The World According to Garp by John Irving.
This book came to me on a very strong recommendation from someone whose opinion I trust. Needless to say, I expected quite a bit from this book. Irving’s talent cannot be debated. His skill is apparent on every page, if not in every paragraph and every sentence. The novel suffers, in my mind, from a couple of flaws that prevent it from being a great novel. The first offense is personal. Irving seems to have great fun within the book. It is not that I am opposed to fun, but some of the novelty of characters and events does not charm me as it might others. The second issue I take with the book may come from the fact that might focus lately has been on the short story. Garp seems to wander extremely. If we were to pull out the skeleton of the novel, lay the whole think out in outline form, I think we’d find that it is a very uneven novel. From the time we spend before Garp’s birth, then his youth, to then the jump to his family and subsequent tragedy, another jump and new characters, and then more tragedy and death. The structure here does not pull us along with anything more than one central, albeit vibrant, character.
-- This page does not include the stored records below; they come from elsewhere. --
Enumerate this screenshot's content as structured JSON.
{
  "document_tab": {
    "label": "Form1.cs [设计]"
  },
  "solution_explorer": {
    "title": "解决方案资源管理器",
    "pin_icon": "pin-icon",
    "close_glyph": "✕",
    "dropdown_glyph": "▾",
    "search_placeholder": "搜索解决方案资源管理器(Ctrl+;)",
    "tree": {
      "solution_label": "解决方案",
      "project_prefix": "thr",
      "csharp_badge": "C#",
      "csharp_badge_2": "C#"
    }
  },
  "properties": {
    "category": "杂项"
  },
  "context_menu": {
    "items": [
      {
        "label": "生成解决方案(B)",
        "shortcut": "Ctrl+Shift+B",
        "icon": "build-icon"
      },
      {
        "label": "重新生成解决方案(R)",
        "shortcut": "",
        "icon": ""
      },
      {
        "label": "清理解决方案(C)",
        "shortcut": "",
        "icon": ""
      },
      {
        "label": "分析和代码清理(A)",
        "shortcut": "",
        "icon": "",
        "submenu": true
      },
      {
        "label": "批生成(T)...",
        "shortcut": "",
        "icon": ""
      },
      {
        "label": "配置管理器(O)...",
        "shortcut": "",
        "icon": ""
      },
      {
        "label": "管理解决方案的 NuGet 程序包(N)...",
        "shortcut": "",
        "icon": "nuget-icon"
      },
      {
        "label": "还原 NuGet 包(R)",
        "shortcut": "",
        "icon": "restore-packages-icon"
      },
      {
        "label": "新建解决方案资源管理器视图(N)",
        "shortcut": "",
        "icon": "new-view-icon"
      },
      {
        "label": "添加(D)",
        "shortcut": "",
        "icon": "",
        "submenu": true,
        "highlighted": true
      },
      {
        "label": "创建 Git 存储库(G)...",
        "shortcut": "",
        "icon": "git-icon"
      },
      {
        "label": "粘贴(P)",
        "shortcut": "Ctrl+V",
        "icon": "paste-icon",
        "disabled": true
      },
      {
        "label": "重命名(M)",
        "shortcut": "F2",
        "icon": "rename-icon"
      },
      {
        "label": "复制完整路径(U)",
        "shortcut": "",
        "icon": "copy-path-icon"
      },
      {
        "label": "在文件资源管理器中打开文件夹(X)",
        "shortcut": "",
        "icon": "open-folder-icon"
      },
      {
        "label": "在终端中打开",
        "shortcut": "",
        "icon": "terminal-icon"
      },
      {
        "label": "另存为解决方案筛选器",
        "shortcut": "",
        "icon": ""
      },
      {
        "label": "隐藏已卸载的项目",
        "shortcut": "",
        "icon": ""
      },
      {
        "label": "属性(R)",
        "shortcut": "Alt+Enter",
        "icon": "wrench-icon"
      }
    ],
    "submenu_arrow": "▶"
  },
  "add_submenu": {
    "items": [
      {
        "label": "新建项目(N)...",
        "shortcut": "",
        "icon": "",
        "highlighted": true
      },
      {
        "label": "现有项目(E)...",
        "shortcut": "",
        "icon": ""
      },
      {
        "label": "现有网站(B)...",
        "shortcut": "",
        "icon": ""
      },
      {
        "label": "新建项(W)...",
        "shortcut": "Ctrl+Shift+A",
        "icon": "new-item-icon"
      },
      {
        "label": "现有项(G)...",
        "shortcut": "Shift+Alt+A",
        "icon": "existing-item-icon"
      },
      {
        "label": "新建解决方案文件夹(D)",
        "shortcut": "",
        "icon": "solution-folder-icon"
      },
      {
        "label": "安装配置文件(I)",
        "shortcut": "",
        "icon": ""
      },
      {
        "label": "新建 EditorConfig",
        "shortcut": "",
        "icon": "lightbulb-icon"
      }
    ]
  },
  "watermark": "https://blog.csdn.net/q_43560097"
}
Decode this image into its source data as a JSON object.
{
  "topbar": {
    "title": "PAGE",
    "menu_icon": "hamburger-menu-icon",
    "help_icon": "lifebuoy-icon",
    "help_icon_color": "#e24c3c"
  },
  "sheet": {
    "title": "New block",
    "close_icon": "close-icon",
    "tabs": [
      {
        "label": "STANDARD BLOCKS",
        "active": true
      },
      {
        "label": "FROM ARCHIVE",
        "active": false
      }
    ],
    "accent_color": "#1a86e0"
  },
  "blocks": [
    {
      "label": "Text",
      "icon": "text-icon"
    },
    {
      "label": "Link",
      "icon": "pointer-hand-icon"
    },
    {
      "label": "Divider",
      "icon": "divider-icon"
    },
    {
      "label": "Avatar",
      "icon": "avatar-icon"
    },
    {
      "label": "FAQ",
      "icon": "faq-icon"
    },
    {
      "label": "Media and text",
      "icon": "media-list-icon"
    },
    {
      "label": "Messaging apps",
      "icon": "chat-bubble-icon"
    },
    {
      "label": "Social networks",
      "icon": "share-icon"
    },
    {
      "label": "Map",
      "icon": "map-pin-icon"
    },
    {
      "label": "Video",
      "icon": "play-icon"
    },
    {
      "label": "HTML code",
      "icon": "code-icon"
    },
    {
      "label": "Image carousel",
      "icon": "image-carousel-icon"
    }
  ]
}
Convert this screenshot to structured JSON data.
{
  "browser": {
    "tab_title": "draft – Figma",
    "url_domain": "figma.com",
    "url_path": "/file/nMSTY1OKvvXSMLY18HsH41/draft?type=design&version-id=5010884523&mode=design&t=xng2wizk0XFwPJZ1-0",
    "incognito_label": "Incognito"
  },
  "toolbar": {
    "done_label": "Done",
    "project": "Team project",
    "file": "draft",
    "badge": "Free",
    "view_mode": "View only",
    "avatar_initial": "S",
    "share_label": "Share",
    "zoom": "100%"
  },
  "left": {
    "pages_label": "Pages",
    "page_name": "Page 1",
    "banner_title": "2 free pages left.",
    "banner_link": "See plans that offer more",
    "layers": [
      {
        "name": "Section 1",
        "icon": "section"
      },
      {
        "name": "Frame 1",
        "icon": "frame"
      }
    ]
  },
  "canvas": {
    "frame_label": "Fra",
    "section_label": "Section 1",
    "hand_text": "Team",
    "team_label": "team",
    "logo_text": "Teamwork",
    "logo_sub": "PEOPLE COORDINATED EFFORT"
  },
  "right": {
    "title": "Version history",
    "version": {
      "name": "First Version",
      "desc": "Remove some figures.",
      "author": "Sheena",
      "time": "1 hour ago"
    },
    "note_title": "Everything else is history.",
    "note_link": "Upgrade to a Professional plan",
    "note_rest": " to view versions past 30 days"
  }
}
I do not wish to limit the range of the novel, but to simply rein things in some might have helped this reader draw more from it.